Conception FAQs >> Cervical Mucus
Question: What is "Fertile Cervical Mucus"? Its purpose &
when can I expect it?
As part of your daily fertility chart, monitoring changes in cervical mucus
(CM, cervical fluids) is pivotal in determining the best time to make procreative
love. During your menstrual cycle, you'll likely experience a number of fluctuations
in both the amount of cervical mucus present and in the quality of that those
fluids: By quality, I am referring to the fertile or infertile quality
of cervical fluids, their changing textures, colors, ph levels. As you near
your ovulation day, cervical mucus will begin to become fertile and the amount
of fluid present will likely increase daily as you near midcycle. Non-fertile
CM is characterized by a thickness and sticky texture. It will "hold"
its shape and won't stretch between fingertips, but rather disconnect or break.
The color of this non-fertile mucus is going to be white or yellowish and it
will be opaque (can't see light through it).
mucus (which enters the scene as you enter your fertile window) is
going to be stretchy, fluid, mobile, and thin. Fertile cervical mucus develops
as a co-efficient of the increase in the estrogen hormones during the first
half of your menstrual cycle. Many compare fertile CM to raw egg-white. In fact,
Internet fertility charters actually call it "egg-white cervical mucus"
and even have a common abbreviation for this mucus (EWCM)!
The technical medical term, however, is "spinnbarkeit" - derived from
a German word referring to that exact same thin and "stretchable"
attribute. Fertile CM will not hold its shape and it won't feel sticky; it will
likely be clear, colorless, and semi-transparent and feel silky and plaint between
your fingers. The PH level of fertile CM is less-acidic, so this is the mucus
quality that will sustain and protect sperm, helping sperm both live longer
and swim easier. In fact, having a lot of cervical fluids around can actually
extend your fertile window by creating a more hospitable or "sperm-friendly"
environ for the swimmers.
You'll see an increase in fertile
cervical fluids in the week before you ovulate - and this will come as a gradual
increase from a "transitional" form to (hopefully) full-blow EWCM
at peak fertility. Such CM is a great indicator that your are at a fertile peak
in your cycle. You'll see "fertile" fluids return to non-fertile quality
in the days just following ovulation. Of course, different women have individual
experiences with cervical fluids, with the timing of onset, and not all women
will get that heavy "egg-white" variety. A dietary supplement like
Amos Grunebaum's FertileCM is actually designed to help your
body produce fertile-quality cervical fluids around midcycle.Yes, clomid

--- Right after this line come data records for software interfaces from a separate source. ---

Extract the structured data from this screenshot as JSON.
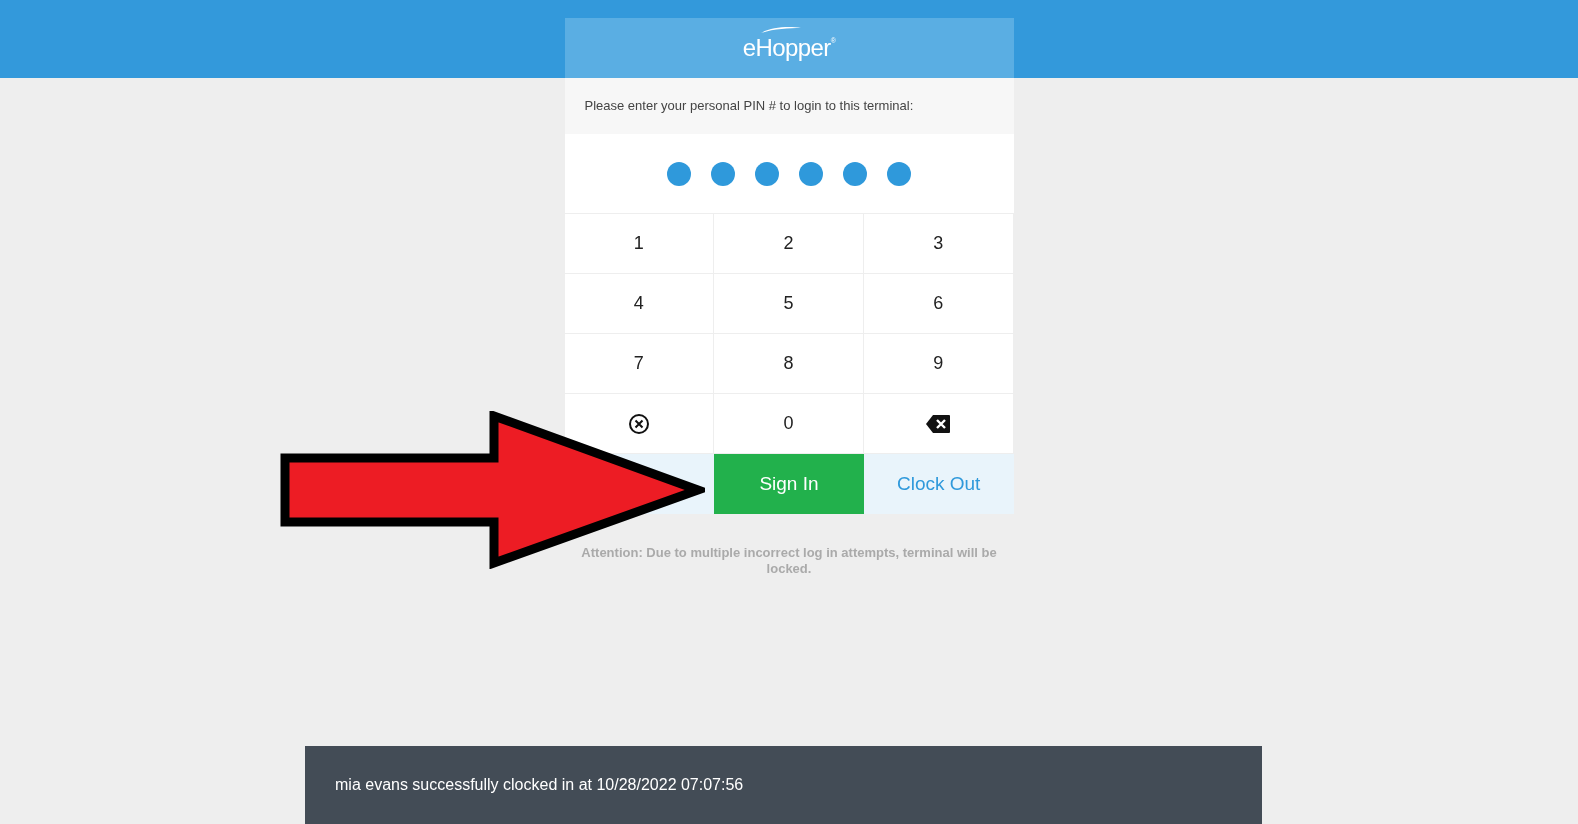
{
  "logo": {
    "text": "eHopper",
    "mark": "®"
  },
  "prompt": "Please enter your personal PIN # to login to this terminal:",
  "pin_dots": [
    {
      "filled": true
    },
    {
      "filled": true
    },
    {
      "filled": true
    },
    {
      "filled": true
    },
    {
      "filled": true
    },
    {
      "filled": true
    }
  ],
  "keypad": [
    {
      "kind": "digit",
      "label": "1"
    },
    {
      "kind": "digit",
      "label": "2"
    },
    {
      "kind": "digit",
      "label": "3"
    },
    {
      "kind": "digit",
      "label": "4"
    },
    {
      "kind": "digit",
      "label": "5"
    },
    {
      "kind": "digit",
      "label": "6"
    },
    {
      "kind": "digit",
      "label": "7"
    },
    {
      "kind": "digit",
      "label": "8"
    },
    {
      "kind": "digit",
      "label": "9"
    },
    {
      "kind": "clear"
    },
    {
      "kind": "digit",
      "label": "0"
    },
    {
      "kind": "backspace"
    }
  ],
  "actions": [
    {
      "kind": "blank"
    },
    {
      "kind": "primary",
      "label": "Sign In"
    },
    {
      "kind": "secondary",
      "label": "Clock Out"
    }
  ],
  "attention": "Attention: Due to multiple incorrect log in attempts, terminal will be locked.",
  "annotation": {
    "kind": "arrow"
  },
  "toast": "mia evans successfully clocked in at 10/28/2022 07:07:56"
}
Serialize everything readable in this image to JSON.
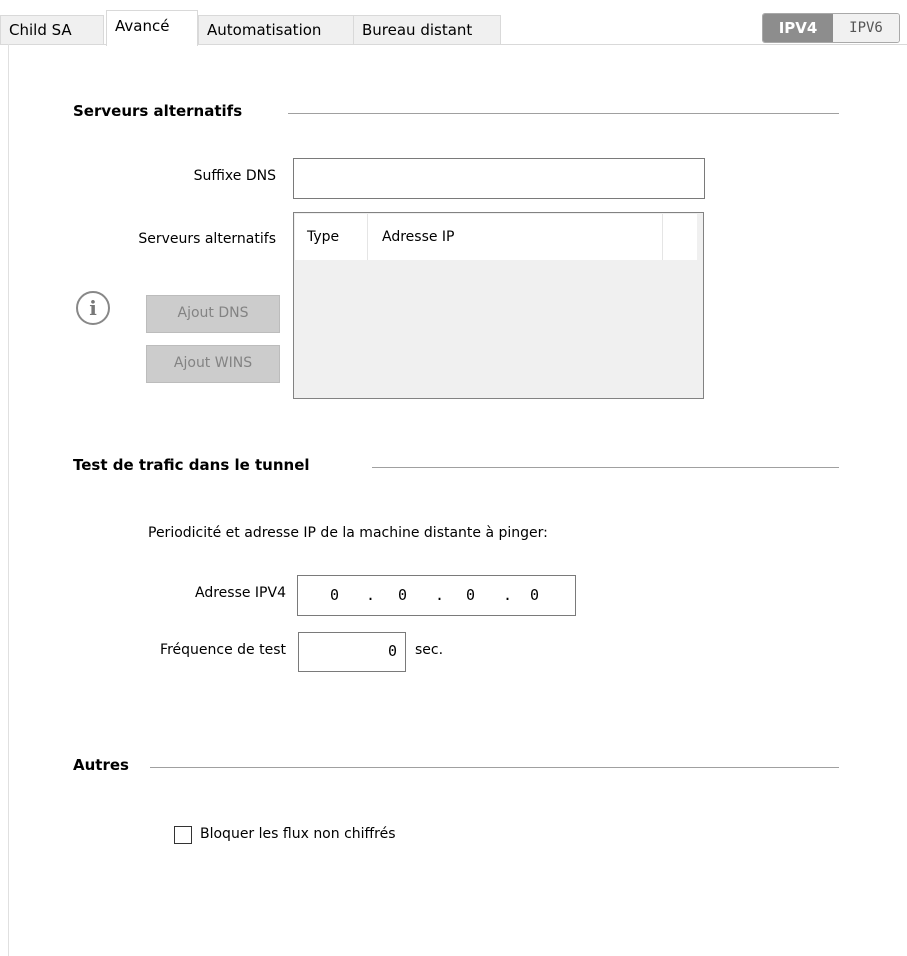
{
  "tabs": [
    {
      "label": "Child SA",
      "active": false
    },
    {
      "label": "Avancé",
      "active": true
    },
    {
      "label": "Automatisation",
      "active": false
    },
    {
      "label": "Bureau distant",
      "active": false
    }
  ],
  "ip_toggle": {
    "ipv4": "IPV4",
    "ipv6": "IPV6",
    "selected": "IPV4"
  },
  "alt_servers": {
    "title": "Serveurs alternatifs",
    "dns_suffix_label": "Suffixe DNS",
    "dns_suffix_value": "",
    "servers_label": "Serveurs alternatifs",
    "columns": [
      "Type",
      "Adresse IP"
    ],
    "rows": [],
    "add_dns_label": "Ajout DNS",
    "add_wins_label": "Ajout WINS",
    "info_icon": "i"
  },
  "traffic_test": {
    "title": "Test de trafic dans le tunnel",
    "description": "Periodicité et adresse IP de la machine distante à pinger:",
    "ip_label": "Adresse IPV4",
    "ip_octets": [
      "0",
      "0",
      "0",
      "0"
    ],
    "ip_dot": ".",
    "frequency_label": "Fréquence de test",
    "frequency_value": "0",
    "frequency_unit": "sec."
  },
  "others": {
    "title": "Autres",
    "block_unencrypted_label": "Bloquer les flux non chiffrés",
    "block_unencrypted_checked": false
  },
  "colors": {
    "ipv4_active_bg": "#8d8d8d",
    "disabled_button_bg": "#cccccc",
    "list_bg": "#f0f0f0"
  }
}
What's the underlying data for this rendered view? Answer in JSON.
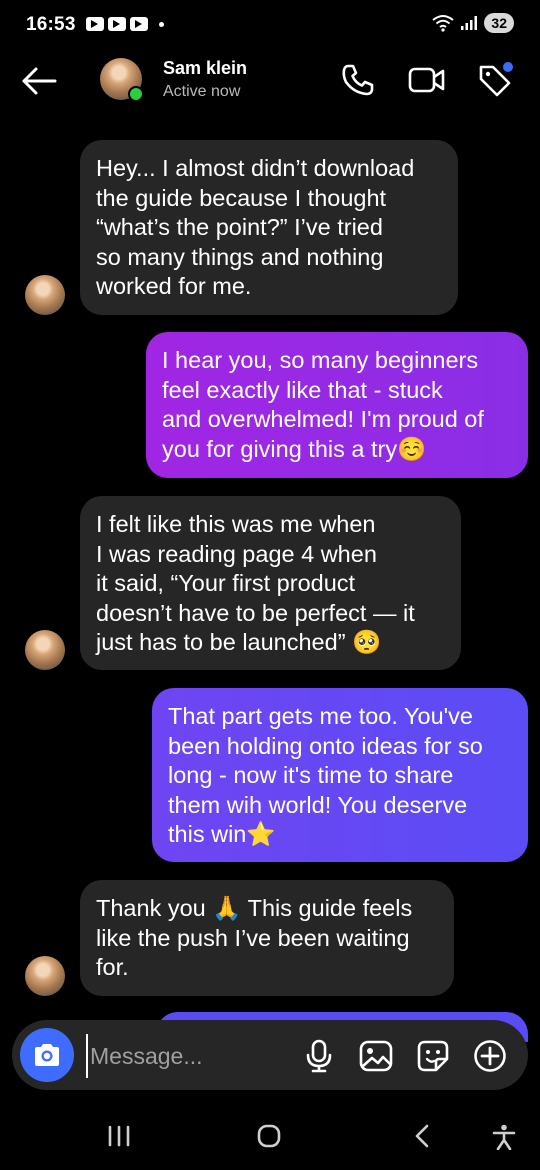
{
  "status_bar": {
    "time": "16:53",
    "battery": "32"
  },
  "header": {
    "contact_name": "Sam klein",
    "contact_status": "Active now"
  },
  "messages": [
    {
      "direction": "incoming",
      "text": "Hey... I almost didn’t download\nthe guide because I thought\n“what’s the point?” I’ve tried\nso many things and nothing\nworked for me."
    },
    {
      "direction": "outgoing",
      "text": "I hear you, so many beginners\nfeel exactly like that - stuck\nand overwhelmed! I'm proud of\nyou for giving this a try☺️"
    },
    {
      "direction": "incoming",
      "text": "I felt like this was me when\nI was reading page 4 when\nit said, “Your first product\ndoesn’t have to be perfect — it\njust has to be launched” 🥺"
    },
    {
      "direction": "outgoing",
      "text": "That part gets me too. You've\nbeen holding onto ideas for so\nlong - now it's time to share\nthem wih world! You deserve\nthis win⭐"
    },
    {
      "direction": "incoming",
      "text": "Thank you 🙏 This guide feels\nlike the push I’ve been waiting\nfor."
    }
  ],
  "composer": {
    "placeholder": "Message..."
  },
  "icons": {
    "back": "arrow-left-icon",
    "call": "phone-icon",
    "video": "video-camera-icon",
    "tag": "tag-icon",
    "camera": "camera-icon",
    "mic": "microphone-icon",
    "gallery": "image-icon",
    "sticker": "sticker-icon",
    "add": "plus-circle-icon"
  },
  "colors": {
    "incoming_bubble": "#262626",
    "outgoing_gradient_1": [
      "#a126e3",
      "#8a2ee6"
    ],
    "outgoing_gradient_2": [
      "#6f45f2",
      "#5b4cf5"
    ],
    "accent": "#3e6cff",
    "online": "#2ecc40"
  }
}
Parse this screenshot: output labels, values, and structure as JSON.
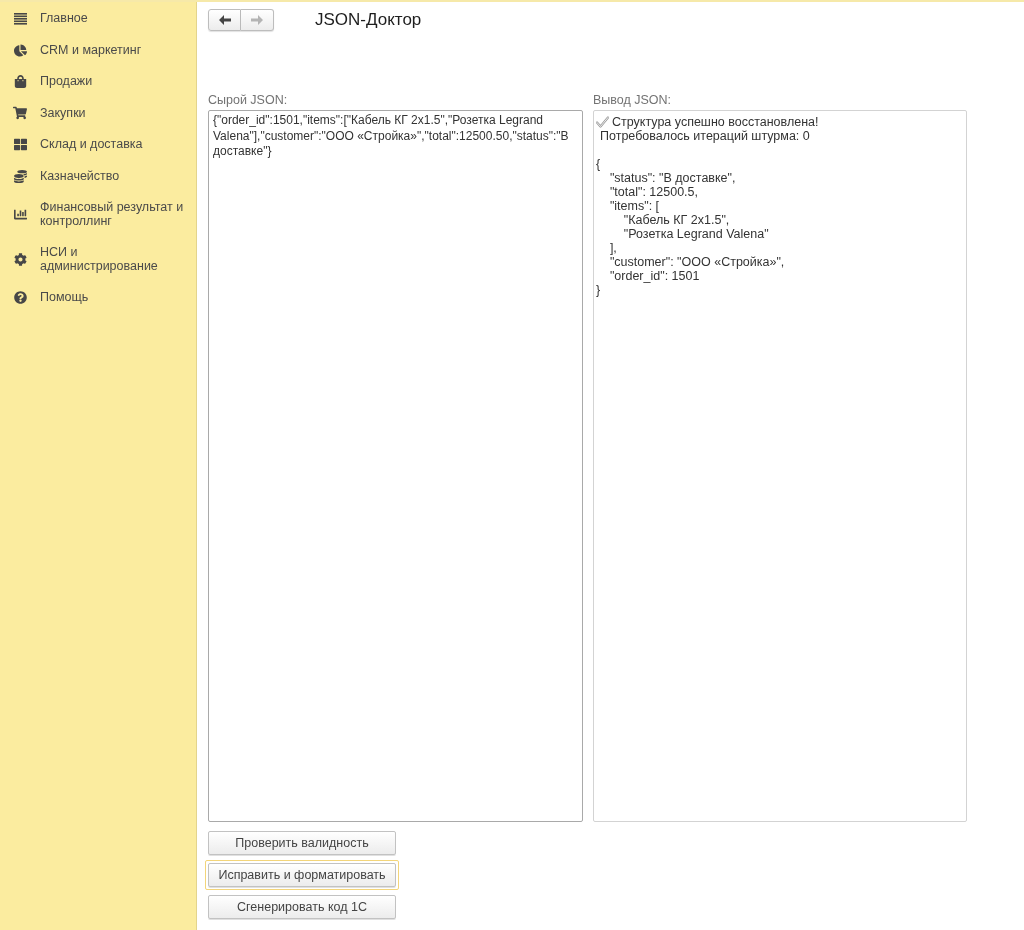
{
  "sidebar": {
    "items": [
      {
        "label": "Главное",
        "selected": false
      },
      {
        "label": "CRM и маркетинг",
        "selected": false
      },
      {
        "label": "Продажи",
        "selected": false
      },
      {
        "label": "Закупки",
        "selected": false
      },
      {
        "label": "Склад и доставка",
        "selected": false
      },
      {
        "label": "Казначейство",
        "selected": false
      },
      {
        "label": "Финансовый результат и контроллинг",
        "selected": false
      },
      {
        "label": "НСИ и администрирование",
        "selected": false
      },
      {
        "label": "Помощь",
        "selected": false
      }
    ]
  },
  "header": {
    "nav": [
      {
        "kind": "back",
        "disabled": false
      },
      {
        "kind": "forward",
        "disabled": true
      }
    ],
    "title": "JSON-Доктор"
  },
  "raw_json": {
    "label": "Сырой JSON:",
    "value": "{\"order_id\":1501,\"items\":[\"Кабель КГ 2x1.5\",\"Розетка Legrand Valena\"],\"customer\":\"ООО «Стройка»\",\"total\":12500.50,\"status\":\"В доставке\"}"
  },
  "output": {
    "label": "Вывод JSON:",
    "status": {
      "kind": "success",
      "message": "Структура успешно восстановлена!",
      "detail": "Потребовалось итераций штурма: 0"
    },
    "json_text": "{\n    \"status\": \"В доставке\",\n    \"total\": 12500.5,\n    \"items\": [\n        \"Кабель КГ 2x1.5\",\n        \"Розетка Legrand Valena\"\n    ],\n    \"customer\": \"ООО «Стройка»\",\n    \"order_id\": 1501\n}"
  },
  "buttons": [
    {
      "label": "Проверить валидность",
      "focused": false
    },
    {
      "label": "Исправить и форматировать",
      "focused": true
    },
    {
      "label": "Сгенерировать код 1С",
      "focused": false
    }
  ]
}
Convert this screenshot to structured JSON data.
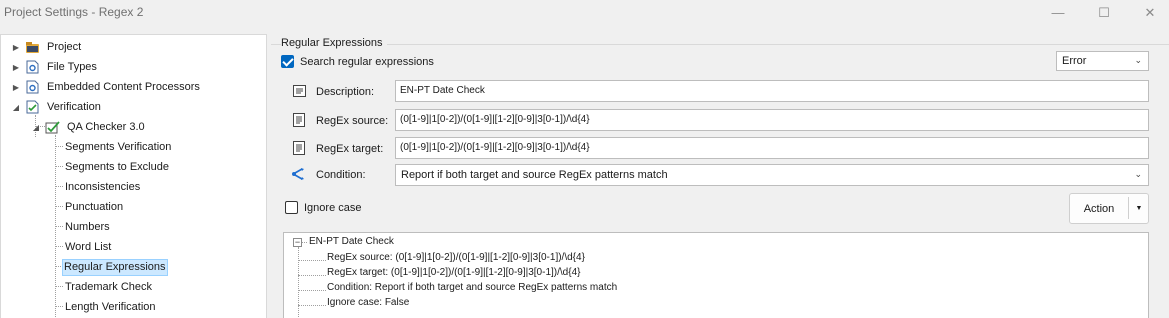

can cause dryness and interrupt the production of fertile-quality cervical fluids.
Here, Pre-Seed moisturizer is also available as a kind of liquid-surrogate for
CM, particularly for women who experience a great deal of dryness during the
to Question and Answer Index